We held monthly vigils to memorialize the women and their lives. Over 400 people came out in force for our April vigil: Latinos, Native Americans, African Americans, immigrants, whites, the young and the old. All held hands, raised our heads, cried and sang.
And I knew we were winning hearts and minds when I received a phone call from the city administration asking me to remove the pink crosses we had left standing in the park because city workers refused take down our memorial, or to disgrace the crosses by putting them in the city dump.
We fanned the flames of something that was already here, in Albuquerque, in our barrios. Compassion, love and heartbreak. Even for women who use drugs, even for women who sell sex to buy them.

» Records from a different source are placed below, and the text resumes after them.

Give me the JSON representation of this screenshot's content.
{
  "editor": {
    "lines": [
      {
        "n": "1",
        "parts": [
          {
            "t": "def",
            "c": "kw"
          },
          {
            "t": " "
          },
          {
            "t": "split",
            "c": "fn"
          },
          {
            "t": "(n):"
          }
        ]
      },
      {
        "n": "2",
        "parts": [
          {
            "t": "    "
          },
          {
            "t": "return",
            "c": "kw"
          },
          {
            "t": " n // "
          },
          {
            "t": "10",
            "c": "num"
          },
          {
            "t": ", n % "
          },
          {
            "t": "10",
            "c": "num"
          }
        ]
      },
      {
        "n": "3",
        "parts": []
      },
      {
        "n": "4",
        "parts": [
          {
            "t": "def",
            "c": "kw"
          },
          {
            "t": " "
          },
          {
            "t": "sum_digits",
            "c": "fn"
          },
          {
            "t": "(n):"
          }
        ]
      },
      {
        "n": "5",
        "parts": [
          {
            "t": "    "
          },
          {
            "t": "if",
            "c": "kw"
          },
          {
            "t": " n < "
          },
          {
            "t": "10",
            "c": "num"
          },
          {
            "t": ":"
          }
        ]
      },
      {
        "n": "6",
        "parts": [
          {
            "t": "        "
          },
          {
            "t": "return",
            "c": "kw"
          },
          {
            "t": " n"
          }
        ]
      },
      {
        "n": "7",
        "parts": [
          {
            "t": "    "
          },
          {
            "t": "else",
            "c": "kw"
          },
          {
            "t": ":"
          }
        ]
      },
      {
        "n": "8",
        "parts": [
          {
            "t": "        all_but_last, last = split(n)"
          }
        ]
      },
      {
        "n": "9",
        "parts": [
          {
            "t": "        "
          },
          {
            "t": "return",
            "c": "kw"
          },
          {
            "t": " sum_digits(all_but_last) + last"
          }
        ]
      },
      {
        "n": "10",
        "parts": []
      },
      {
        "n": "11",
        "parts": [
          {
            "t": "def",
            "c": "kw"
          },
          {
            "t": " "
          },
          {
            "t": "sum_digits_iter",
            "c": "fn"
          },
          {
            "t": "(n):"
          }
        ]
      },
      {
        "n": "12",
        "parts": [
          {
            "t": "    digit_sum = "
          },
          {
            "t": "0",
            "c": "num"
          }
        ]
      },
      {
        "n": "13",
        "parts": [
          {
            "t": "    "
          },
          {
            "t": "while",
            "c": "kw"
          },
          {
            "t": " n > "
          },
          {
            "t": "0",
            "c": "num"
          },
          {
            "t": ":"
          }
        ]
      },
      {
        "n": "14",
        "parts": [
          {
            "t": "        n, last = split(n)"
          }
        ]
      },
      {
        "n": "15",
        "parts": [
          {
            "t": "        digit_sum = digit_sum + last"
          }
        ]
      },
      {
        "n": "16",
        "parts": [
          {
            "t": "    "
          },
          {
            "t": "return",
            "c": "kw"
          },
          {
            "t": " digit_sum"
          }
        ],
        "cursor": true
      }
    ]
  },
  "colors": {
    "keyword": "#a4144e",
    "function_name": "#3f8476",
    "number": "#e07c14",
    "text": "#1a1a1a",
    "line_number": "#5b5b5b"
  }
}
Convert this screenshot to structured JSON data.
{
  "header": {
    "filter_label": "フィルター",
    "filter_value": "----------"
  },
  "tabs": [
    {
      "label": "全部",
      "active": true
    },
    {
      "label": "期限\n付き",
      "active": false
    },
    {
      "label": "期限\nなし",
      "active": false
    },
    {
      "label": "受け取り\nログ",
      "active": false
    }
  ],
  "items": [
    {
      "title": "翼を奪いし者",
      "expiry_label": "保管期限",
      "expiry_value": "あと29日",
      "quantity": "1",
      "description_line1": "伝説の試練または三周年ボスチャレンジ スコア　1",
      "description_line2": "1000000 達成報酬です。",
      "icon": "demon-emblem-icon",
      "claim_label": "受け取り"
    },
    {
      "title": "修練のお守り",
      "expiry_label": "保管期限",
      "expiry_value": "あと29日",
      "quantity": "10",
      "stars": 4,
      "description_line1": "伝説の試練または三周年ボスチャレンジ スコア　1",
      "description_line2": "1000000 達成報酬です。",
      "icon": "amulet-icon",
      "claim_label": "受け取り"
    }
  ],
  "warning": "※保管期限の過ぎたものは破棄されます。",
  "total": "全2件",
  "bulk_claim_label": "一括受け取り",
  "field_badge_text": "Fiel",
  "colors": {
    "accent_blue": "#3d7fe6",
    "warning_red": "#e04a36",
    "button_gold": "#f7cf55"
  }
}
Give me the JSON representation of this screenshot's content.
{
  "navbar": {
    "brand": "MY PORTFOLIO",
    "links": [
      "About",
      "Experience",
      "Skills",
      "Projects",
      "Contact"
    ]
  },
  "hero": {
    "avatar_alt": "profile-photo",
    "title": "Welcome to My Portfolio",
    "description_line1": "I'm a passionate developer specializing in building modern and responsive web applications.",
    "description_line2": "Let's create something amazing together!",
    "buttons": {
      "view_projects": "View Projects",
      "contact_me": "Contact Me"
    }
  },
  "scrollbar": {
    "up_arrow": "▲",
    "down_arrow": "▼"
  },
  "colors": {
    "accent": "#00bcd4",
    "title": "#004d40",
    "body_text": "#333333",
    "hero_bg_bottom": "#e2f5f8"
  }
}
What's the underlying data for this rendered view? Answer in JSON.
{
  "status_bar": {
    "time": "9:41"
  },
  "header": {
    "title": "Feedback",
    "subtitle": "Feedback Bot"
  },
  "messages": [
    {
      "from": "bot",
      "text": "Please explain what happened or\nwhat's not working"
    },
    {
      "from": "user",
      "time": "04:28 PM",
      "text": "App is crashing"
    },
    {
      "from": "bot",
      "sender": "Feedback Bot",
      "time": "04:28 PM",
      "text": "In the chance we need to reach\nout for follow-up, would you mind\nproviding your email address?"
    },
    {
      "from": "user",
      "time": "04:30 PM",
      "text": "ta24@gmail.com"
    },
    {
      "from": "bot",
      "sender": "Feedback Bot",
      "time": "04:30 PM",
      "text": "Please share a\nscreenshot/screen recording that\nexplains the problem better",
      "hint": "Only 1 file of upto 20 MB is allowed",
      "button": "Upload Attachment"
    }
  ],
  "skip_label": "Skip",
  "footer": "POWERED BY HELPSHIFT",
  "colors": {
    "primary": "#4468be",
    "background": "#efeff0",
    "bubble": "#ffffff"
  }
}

And we saw a change. After we called attention to the language the officials were using in the case, we saw a powerful shift in their words. Instead of prostitutes and addicts, they became women, mothers and daughters. The investigation remains open, if slow. The families have been connected, and can draw on each other for support.
There are many fronts on which we continue to fight this battle. There are three bills moving through the New Mexico legislature right now that would help. Together, they would work increase access for substance abuse and mental health treatment for young women and pregnant women. YWU and many other organizations, law-makers, health-care providers and families are working together to create an effective web of services.
These women are national heroes to us. If Obama had come to our stadium to help us mourn, remember, and make sense of these lives and deaths, he might have said this:
I want America to be as good as these women needed it to be. Let’s live up to their dreams, that this could be a country where you can be born without much, but live a life that is safe, and full of promise. Where you can get a good education, a job, a home. Where if you stray from the path, there are nets to catch you. Where you are never found dead, dismembered, and alone on a mesa.